▶ MATERIAL SUPPLIED:
···

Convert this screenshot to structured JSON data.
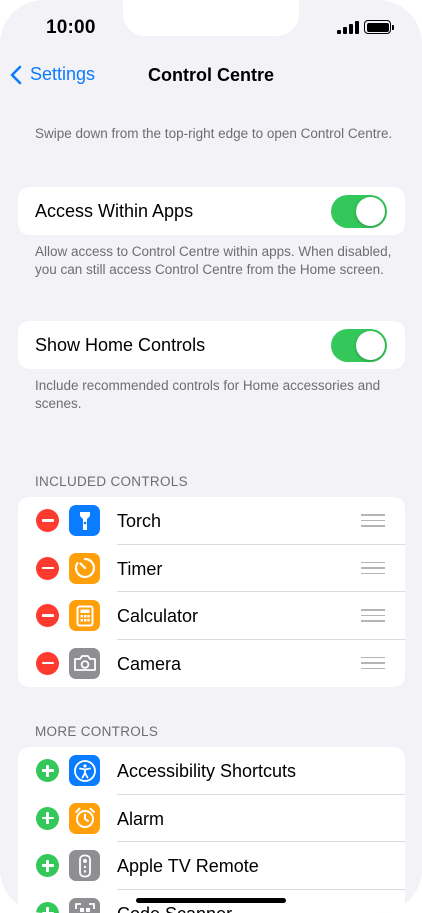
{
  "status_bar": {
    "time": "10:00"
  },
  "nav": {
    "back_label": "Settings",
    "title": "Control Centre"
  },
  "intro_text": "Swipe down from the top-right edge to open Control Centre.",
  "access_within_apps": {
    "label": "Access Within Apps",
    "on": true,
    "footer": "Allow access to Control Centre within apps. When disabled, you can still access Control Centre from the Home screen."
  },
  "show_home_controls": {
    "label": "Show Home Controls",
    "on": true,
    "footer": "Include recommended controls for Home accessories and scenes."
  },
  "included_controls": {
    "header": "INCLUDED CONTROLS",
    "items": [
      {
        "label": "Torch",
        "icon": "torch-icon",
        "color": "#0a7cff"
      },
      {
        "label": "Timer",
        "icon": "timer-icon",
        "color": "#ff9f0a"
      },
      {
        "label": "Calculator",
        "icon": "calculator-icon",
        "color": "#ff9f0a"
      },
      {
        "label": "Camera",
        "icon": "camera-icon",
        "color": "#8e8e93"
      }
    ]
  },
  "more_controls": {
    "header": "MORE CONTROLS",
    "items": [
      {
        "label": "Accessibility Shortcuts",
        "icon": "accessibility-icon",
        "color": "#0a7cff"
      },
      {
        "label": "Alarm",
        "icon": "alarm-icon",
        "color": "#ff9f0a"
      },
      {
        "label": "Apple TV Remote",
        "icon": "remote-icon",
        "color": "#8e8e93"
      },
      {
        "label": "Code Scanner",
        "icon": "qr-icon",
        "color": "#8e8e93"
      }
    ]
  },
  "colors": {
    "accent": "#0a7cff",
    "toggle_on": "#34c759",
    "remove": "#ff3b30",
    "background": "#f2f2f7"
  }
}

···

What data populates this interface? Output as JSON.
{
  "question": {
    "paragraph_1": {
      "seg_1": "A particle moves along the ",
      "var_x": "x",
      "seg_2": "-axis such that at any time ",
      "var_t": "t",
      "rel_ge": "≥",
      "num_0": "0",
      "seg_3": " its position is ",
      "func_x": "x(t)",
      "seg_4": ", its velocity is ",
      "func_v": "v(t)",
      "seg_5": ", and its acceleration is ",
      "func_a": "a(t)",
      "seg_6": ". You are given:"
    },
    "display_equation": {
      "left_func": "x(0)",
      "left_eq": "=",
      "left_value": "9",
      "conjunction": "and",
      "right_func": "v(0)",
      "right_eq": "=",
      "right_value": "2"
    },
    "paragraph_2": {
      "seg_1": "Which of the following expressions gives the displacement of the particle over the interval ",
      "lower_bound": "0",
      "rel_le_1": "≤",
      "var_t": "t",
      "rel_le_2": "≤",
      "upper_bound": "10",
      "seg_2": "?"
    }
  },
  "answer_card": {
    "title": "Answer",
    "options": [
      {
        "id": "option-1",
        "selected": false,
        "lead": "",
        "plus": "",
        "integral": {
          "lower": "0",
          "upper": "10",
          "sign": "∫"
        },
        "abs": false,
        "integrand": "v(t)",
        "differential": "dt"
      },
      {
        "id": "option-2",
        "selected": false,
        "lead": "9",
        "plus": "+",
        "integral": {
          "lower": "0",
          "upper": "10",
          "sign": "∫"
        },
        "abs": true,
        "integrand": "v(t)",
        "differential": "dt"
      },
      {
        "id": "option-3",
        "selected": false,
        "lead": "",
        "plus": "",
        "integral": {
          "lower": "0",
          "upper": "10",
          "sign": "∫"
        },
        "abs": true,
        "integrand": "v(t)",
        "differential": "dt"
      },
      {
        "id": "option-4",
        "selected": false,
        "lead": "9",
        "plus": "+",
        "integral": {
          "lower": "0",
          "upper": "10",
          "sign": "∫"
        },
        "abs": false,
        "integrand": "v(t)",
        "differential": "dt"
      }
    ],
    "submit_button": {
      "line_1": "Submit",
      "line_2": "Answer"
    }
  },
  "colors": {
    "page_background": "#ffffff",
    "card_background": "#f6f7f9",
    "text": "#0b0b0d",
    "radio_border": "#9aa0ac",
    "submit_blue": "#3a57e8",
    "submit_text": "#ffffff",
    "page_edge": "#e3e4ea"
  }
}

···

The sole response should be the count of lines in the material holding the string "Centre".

▶ EXERCISE OUTPUT: 3